It is impossible to get everything right. Focus on historical figures and geography first. Make sure you don't insert technology or an item that doesn't fit (like color TV's during WWII). That can be the hardest part.
I have an idea that involves the Mongols and pre-Columbus Amerind cultures. I know the Mongols had iron weapons but did they forge them? Or did they borrow the technology from neighbors or conquered cultures? Indians never made a gun and I doubt they had a clue how gunpowder was made, were the Mongols as reliable on their enemies for their weapons? That is just a small part of a larger problem that I have pursuing this idea.

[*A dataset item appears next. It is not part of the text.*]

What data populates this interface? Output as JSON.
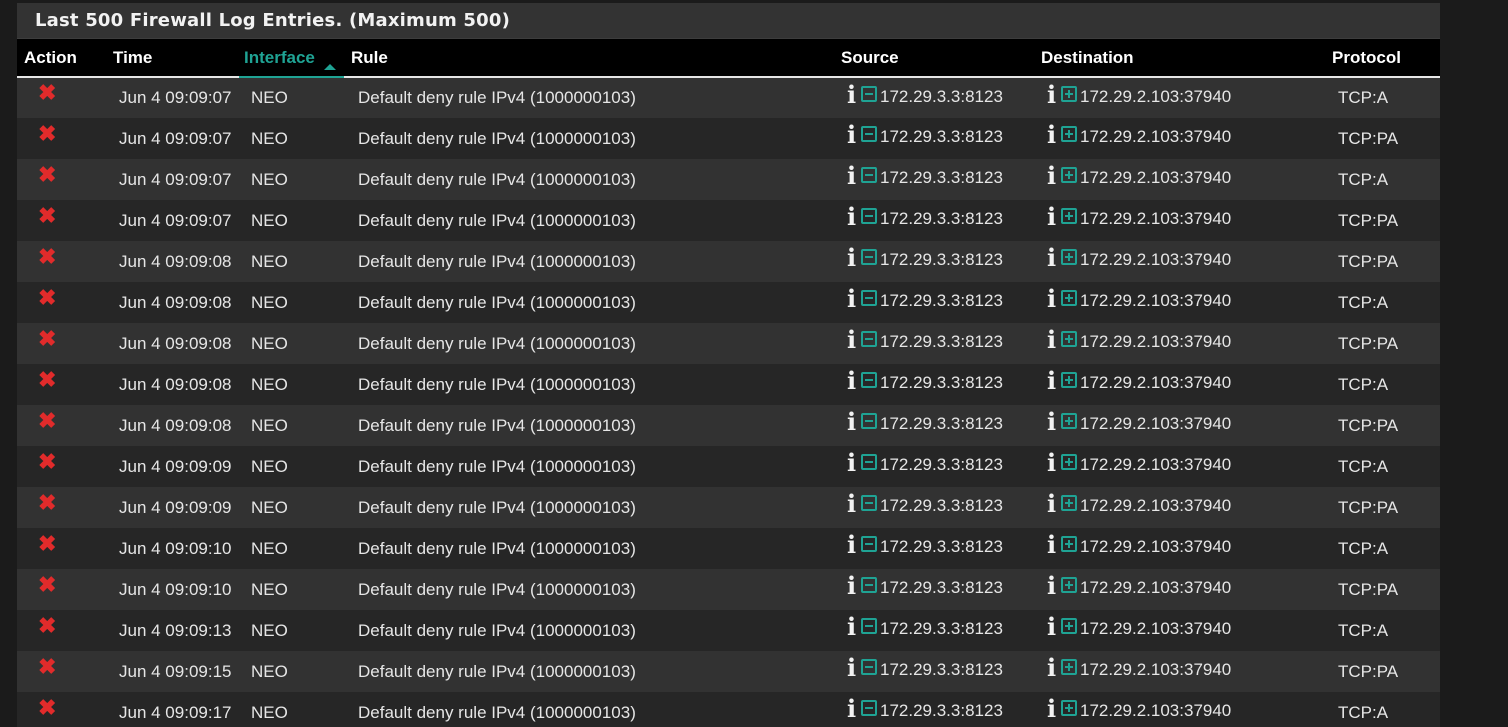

One of the pleasures of writing is what you yourself learn. When I wrote THE KABBALIST, I had a general knowledge base of Jewish mystical philosophies and historical figures,but at times I needed to go into more depth as well as broaden my scope. For example, the Archangel Sandalphon (who was once the prophet Elijah), is also the angel of prayer and sometimes depicted as a male gardener and an ice princess, and is the tallest of angels. I worked all of this into the weave of the story. And also discovered the poem Sanadalphon by Henry Wardsworth Longfellow [ http://www.litscape.com/author/Henry_Wadsworth_Longfellow/Sandalphon.html] that begins:

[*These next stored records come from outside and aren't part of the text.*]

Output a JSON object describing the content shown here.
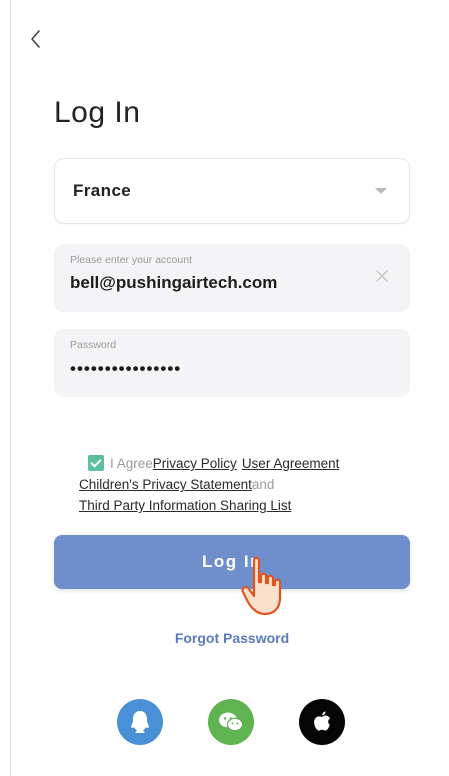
{
  "header": {
    "title": "Log In"
  },
  "country": {
    "value": "France"
  },
  "account": {
    "label": "Please enter your account",
    "value": "bell@pushingairtech.com"
  },
  "password": {
    "label": "Password",
    "value": "••••••••••••••••"
  },
  "agreement": {
    "prefix": "I Agree",
    "privacy_policy": "Privacy Policy",
    "user_agreement": "User Agreement",
    "childrens_privacy": "Children's Privacy Statement",
    "and": "and",
    "third_party": "Third Party Information Sharing List",
    "checked": true
  },
  "buttons": {
    "login": "Log In",
    "forgot": "Forgot Password"
  },
  "social": [
    "qq-icon",
    "wechat-icon",
    "apple-icon"
  ],
  "colors": {
    "primary": "#6f8fcc",
    "link": "#5a7bbd",
    "check": "#5cc09b",
    "qq": "#4a90d6",
    "wechat": "#5fb350",
    "apple": "#050505"
  }
}
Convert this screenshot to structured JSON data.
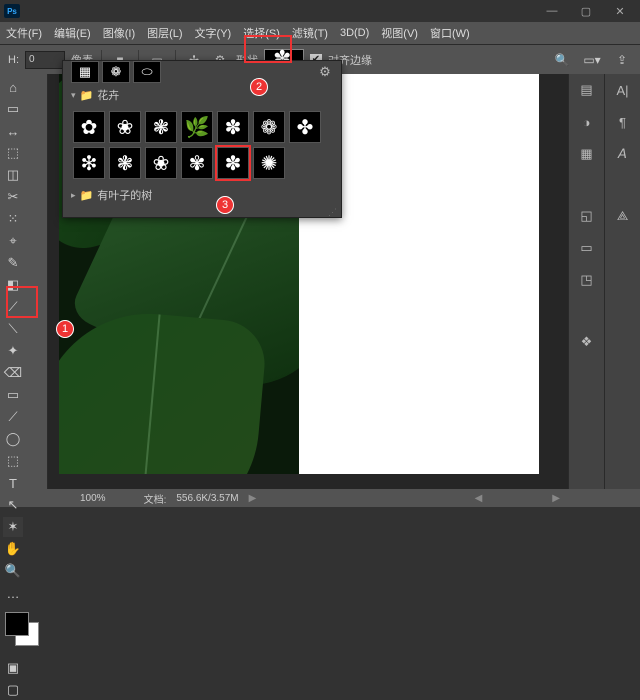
{
  "app": {
    "logo": "Ps"
  },
  "window": {
    "minimize": "—",
    "maximize": "▢",
    "close": "✕"
  },
  "menu": [
    "文件(F)",
    "编辑(E)",
    "图像(I)",
    "图层(L)",
    "文字(Y)",
    "选择(S)",
    "滤镜(T)",
    "3D(D)",
    "视图(V)",
    "窗口(W)"
  ],
  "optbar": {
    "H_label": "H:",
    "H_value": "0",
    "H_unit": "像素",
    "shape_label": "形状",
    "align_label": "对齐边缘"
  },
  "popup": {
    "group_open": "花卉",
    "group_closed": "有叶子的树",
    "recent": [
      "▦",
      "❁",
      "⬭"
    ],
    "shapes_row1": [
      "✿",
      "❀",
      "❃",
      "🌿",
      "✽",
      "❁",
      "✤"
    ],
    "shapes_row2": [
      "❇",
      "❃",
      "❀",
      "✾",
      "✽",
      "✺"
    ],
    "gear": "⚙"
  },
  "annotations": {
    "b1": "1",
    "b2": "2",
    "b3": "3"
  },
  "status": {
    "zoom": "100%",
    "doc_label": "文档:",
    "size": "556.6K/3.57M",
    "arrow": "▶"
  },
  "panels": {
    "col1": [
      "▤",
      "◑",
      "▦",
      "",
      "◱",
      "▭",
      "◳",
      "",
      "❖"
    ],
    "col2": [
      "A|",
      "¶",
      "𝘈",
      "",
      "⟁",
      "",
      "",
      ""
    ]
  },
  "tools": {
    "grid": [
      "⌂",
      "▭",
      "↔",
      "⬚",
      "◫",
      "✂",
      "⁙",
      "⌖",
      "✎",
      "◧",
      "⟋",
      "⟍",
      "✦",
      "⌫",
      "▭",
      "⟋",
      "◯",
      "⬚",
      "T",
      "↖",
      "✶",
      "✋",
      "🔍",
      "…"
    ]
  }
}
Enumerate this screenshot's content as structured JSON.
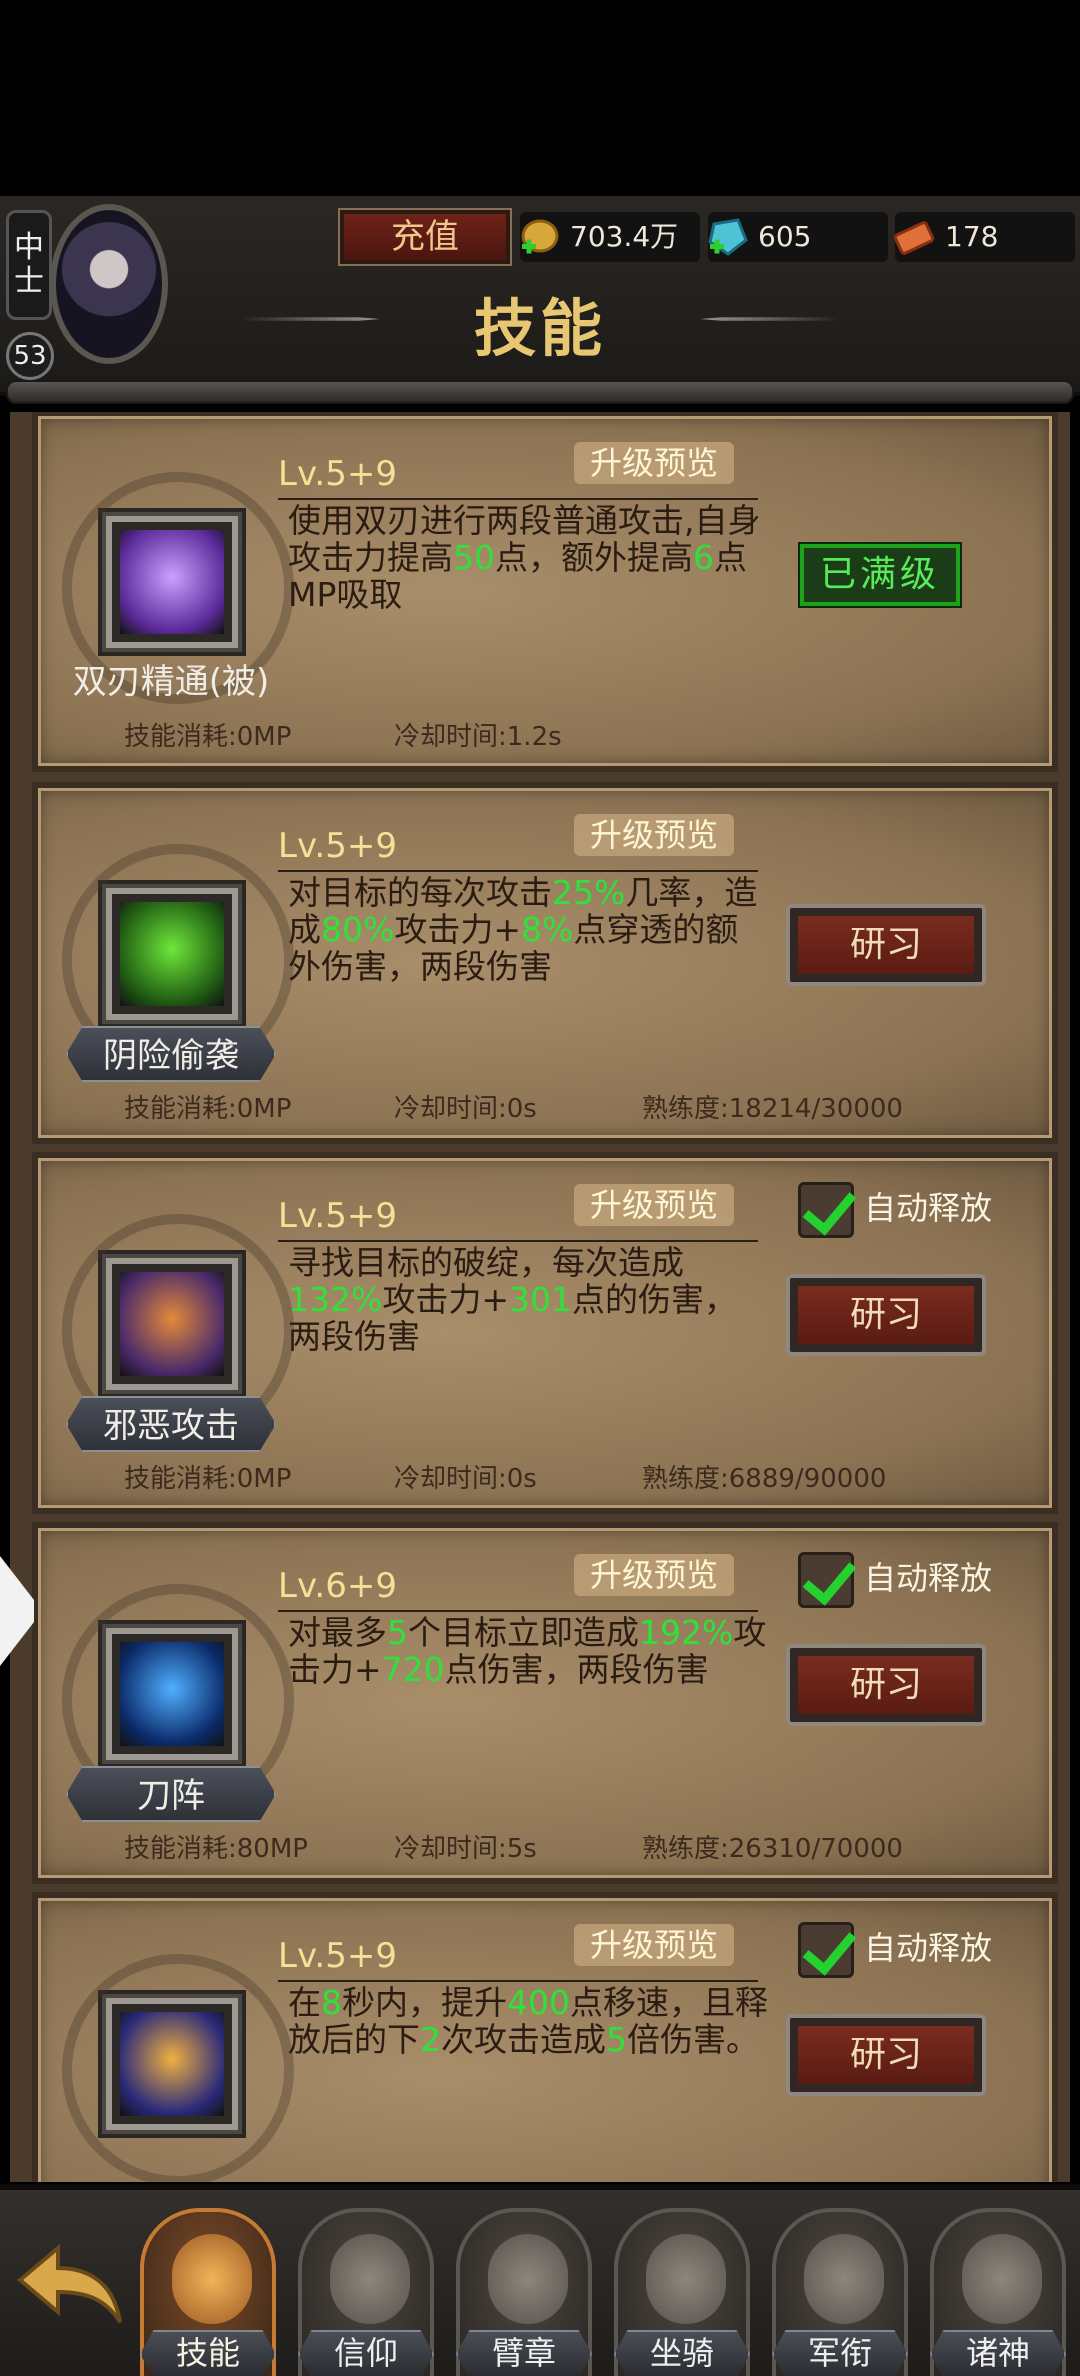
{
  "header": {
    "rank": "中士",
    "level": "53",
    "recharge_label": "充值",
    "gold": "703.4万",
    "gems": "605",
    "tickets": "178",
    "title": "技能"
  },
  "skills": [
    {
      "level": "Lv.5+9",
      "preview_label": "升级预览",
      "name": "双刃精通(被)",
      "desc": [
        {
          "t": "使用双刃进行两段普通攻击,自身攻击力提高"
        },
        {
          "t": "50",
          "hl": true
        },
        {
          "t": "点，额外提高"
        },
        {
          "t": "6",
          "hl": true
        },
        {
          "t": "点MP吸取"
        }
      ],
      "cost": "技能消耗:0MP",
      "cooldown": "冷却时间:1.2s",
      "proficiency": "",
      "action": "maxed",
      "action_label": "已满级"
    },
    {
      "level": "Lv.5+9",
      "preview_label": "升级预览",
      "name": "阴险偷袭",
      "desc": [
        {
          "t": "对目标的每次攻击"
        },
        {
          "t": "25%",
          "hl": true
        },
        {
          "t": "几率，造成"
        },
        {
          "t": "80%",
          "hl": true
        },
        {
          "t": "攻击力+"
        },
        {
          "t": "8%",
          "hl": true
        },
        {
          "t": "点穿透的额外伤害，两段伤害"
        }
      ],
      "cost": "技能消耗:0MP",
      "cooldown": "冷却时间:0s",
      "proficiency": "熟练度:18214/30000",
      "action": "study",
      "action_label": "研习"
    },
    {
      "level": "Lv.5+9",
      "preview_label": "升级预览",
      "name": "邪恶攻击",
      "auto_label": "自动释放",
      "desc": [
        {
          "t": "寻找目标的破绽，每次造成"
        },
        {
          "t": "132%",
          "hl": true
        },
        {
          "t": "攻击力+"
        },
        {
          "t": "301",
          "hl": true
        },
        {
          "t": "点的伤害，两段伤害"
        }
      ],
      "cost": "技能消耗:0MP",
      "cooldown": "冷却时间:0s",
      "proficiency": "熟练度:6889/90000",
      "action": "study",
      "action_label": "研习"
    },
    {
      "level": "Lv.6+9",
      "preview_label": "升级预览",
      "name": "刀阵",
      "auto_label": "自动释放",
      "desc": [
        {
          "t": "对最多"
        },
        {
          "t": "5",
          "hl": true
        },
        {
          "t": "个目标立即造成"
        },
        {
          "t": "192%",
          "hl": true
        },
        {
          "t": "攻击力+"
        },
        {
          "t": "720",
          "hl": true
        },
        {
          "t": "点伤害，两段伤害"
        }
      ],
      "cost": "技能消耗:80MP",
      "cooldown": "冷却时间:5s",
      "proficiency": "熟练度:26310/70000",
      "action": "study",
      "action_label": "研习"
    },
    {
      "level": "Lv.5+9",
      "preview_label": "升级预览",
      "name": "",
      "auto_label": "自动释放",
      "desc": [
        {
          "t": "在"
        },
        {
          "t": "8",
          "hl": true
        },
        {
          "t": "秒内，提升"
        },
        {
          "t": "400",
          "hl": true
        },
        {
          "t": "点移速，且释放后的下"
        },
        {
          "t": "2",
          "hl": true
        },
        {
          "t": "次攻击造成"
        },
        {
          "t": "5",
          "hl": true
        },
        {
          "t": "倍伤害。"
        }
      ],
      "cost": "",
      "cooldown": "",
      "proficiency": "",
      "action": "study",
      "action_label": "研习"
    }
  ],
  "nav": [
    {
      "label": "技能",
      "icon": "skill-emblem-icon",
      "active": true
    },
    {
      "label": "信仰",
      "icon": "faith-emblem-icon",
      "active": false
    },
    {
      "label": "臂章",
      "icon": "armband-emblem-icon",
      "active": false
    },
    {
      "label": "坐骑",
      "icon": "mount-emblem-icon",
      "active": false
    },
    {
      "label": "军衔",
      "icon": "military-rank-emblem-icon",
      "active": false
    },
    {
      "label": "诸神",
      "icon": "gods-emblem-icon",
      "active": false
    }
  ],
  "colors": {
    "highlight": "#2fe23a",
    "title_gold": "#e8c772",
    "card_bg": "#8b7252",
    "study_button": "#6e2318",
    "maxed_green": "#1ca21c"
  }
}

Have you read in the Talmud of old, In the Legends the Rabbis have told Of the limitless realms of the air, -- Have you read it, -- the marvellous story Of Sandalphon, the Angel of Glory, Sandalphon, the Angel of Prayer?
Longfellow studied the Talmud? Love it.

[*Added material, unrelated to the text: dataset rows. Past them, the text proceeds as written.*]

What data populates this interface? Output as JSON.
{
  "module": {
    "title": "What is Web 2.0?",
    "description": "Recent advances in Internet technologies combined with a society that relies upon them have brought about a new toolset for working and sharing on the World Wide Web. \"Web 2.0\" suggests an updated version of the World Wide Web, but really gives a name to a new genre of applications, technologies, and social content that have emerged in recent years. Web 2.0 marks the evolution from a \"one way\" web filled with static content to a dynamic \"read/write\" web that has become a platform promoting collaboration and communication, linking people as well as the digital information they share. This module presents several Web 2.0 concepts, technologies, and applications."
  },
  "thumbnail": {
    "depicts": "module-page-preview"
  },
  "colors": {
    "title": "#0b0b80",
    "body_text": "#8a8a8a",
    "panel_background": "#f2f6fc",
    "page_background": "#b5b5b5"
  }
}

The more I research, the more satisfaction I get in my writing--even if it is only getting a correct word or finding the correct ancient text (every mystical tome I reference in my novel is a real text, mostly esoteric, and some lost in history and known by name alone).
Recall, that Elijah is not the only human being to be "taken up" by G-d to Heaven. The first was Enoch who, in Jewish mysticism and folklore, became the Archangel Metatron.
Unlike Metatron, however, Sandalphon/Elijah has far greater affinity with human beings, human concerns, and the physical world. S/he is the Archangel of Malkuth (i.e. "the Kingdom"--our physical universe), the lowest of the ten sephira that emanate from G-d to Creation.
In Jewish tradition and folklore (and also in Christian and Islamic ones), Elijah not infrequently visits earth. It so happens, s/he'll be here tomorrow during the Pesach/Passover seder dinner in every Jewish home around the world. I've just finished polished his wine cup! I humbly suggest that an Archangel's puissance would nicely explain the pulling off such a feat.
In THE KABBALIST: THE FOUNDATION OF THE KINGDOM, Cane literally drops in on Sandy in the tenth sephira. In the second novel, tentatively entitled THE KABBALIST: THE PROPHETS, Cane's gonna get an uninvited guest (Sandy) as a 2012 Armageddon scenario plays out -- though I don't suspect I'll finish the thing until 2013...